I'm at the Minneapolis Airport, returning from a short trip, or at least what was intended as a short trip. I flew in Thursday, February 11, and made arrangements for a return trip today, February 14. Or that's what I thought I had done.

One of my cardinal rules is, if something seems wrong, it probably is. Not having bothered to check on my reservation last night, I wondered why I had not received a text message from American Airlines this morning informing me of the status of my flight. Oh well, I decided, I'll figure it out when I get to the airport. Of course, the airport was the site of my next bad indicator - the self-service check-in did not have my reservation.

I went to the counter, which was mercifully uncrowded, to discover that my return flight was scheduled not for February 14, as originally intended, but for March 14, as was CLEARLY STATED on my reservation confirmation. In other words, not only had I input my flight request incorrectly, I had failed to catch my error either on the PC screen or on my printout!

Fortunately, this story of sheer ridiculous ineptitude on my part has a happy ending. Thanks to wonderful customer service from the airline (is that an oxymoron?), not only was my error corrected, and at no cost, but my flight schedule was rearranged so that I may actually arrive back in New York much earlier than I had originally expected.

Okay, so what lessons can we draw from today's events, class? First, as Ronald Reagan said, trust, but verify. Try to look at everything with fresh eyes. It's probably impossible, and exhausting even if it were possible, but errors can creep up anywhere and anytime, and they probably do.,

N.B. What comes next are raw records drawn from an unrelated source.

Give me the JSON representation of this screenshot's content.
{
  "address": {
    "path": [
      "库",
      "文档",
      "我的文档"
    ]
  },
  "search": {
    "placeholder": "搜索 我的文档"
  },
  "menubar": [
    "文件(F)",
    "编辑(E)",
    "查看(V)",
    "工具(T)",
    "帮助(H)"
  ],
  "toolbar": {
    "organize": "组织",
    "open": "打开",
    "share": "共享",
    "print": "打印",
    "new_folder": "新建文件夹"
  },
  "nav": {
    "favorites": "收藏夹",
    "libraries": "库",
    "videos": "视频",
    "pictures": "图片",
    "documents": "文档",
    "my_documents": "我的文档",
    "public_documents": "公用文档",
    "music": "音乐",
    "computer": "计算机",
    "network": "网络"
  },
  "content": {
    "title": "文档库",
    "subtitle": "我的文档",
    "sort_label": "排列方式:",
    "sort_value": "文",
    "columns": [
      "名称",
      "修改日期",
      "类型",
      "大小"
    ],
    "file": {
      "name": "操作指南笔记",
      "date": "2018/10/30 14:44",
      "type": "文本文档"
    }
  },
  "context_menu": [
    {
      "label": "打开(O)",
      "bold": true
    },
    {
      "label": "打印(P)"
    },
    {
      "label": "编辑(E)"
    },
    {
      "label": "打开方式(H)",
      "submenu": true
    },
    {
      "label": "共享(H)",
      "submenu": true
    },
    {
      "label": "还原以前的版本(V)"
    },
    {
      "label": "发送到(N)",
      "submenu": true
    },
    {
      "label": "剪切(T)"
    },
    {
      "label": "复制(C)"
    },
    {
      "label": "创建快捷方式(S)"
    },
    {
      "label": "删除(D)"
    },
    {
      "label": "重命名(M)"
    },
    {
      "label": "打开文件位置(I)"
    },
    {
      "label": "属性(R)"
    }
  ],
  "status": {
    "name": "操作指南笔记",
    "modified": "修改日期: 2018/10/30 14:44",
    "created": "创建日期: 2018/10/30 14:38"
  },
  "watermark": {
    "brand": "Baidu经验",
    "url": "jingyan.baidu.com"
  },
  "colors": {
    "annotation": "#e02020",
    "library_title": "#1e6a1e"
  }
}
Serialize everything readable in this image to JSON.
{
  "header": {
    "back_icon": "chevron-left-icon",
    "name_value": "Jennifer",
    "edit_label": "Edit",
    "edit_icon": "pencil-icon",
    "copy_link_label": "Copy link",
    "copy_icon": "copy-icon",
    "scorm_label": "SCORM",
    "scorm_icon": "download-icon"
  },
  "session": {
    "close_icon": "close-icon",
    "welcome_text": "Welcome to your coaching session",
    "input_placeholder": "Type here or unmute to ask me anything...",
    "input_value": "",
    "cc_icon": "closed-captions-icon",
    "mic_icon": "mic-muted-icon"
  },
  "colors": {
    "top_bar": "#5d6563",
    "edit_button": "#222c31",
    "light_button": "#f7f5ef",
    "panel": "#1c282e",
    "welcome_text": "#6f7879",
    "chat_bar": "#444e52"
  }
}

Furthermore, it might actually be better to be dumb and lucky than smart. After all, if I had checked on my reservation last night and actually caught the error, I would have spent countless hours in a potentially futile effort to correct things. In this case, I was able to deal with the desk agent face-to-face - no virtual customer service here! - and it was resolved with dispatch. A final caveat however, while being dumb and lucky may occasionally work out to my benefit, I would not count on it as a strategy for life!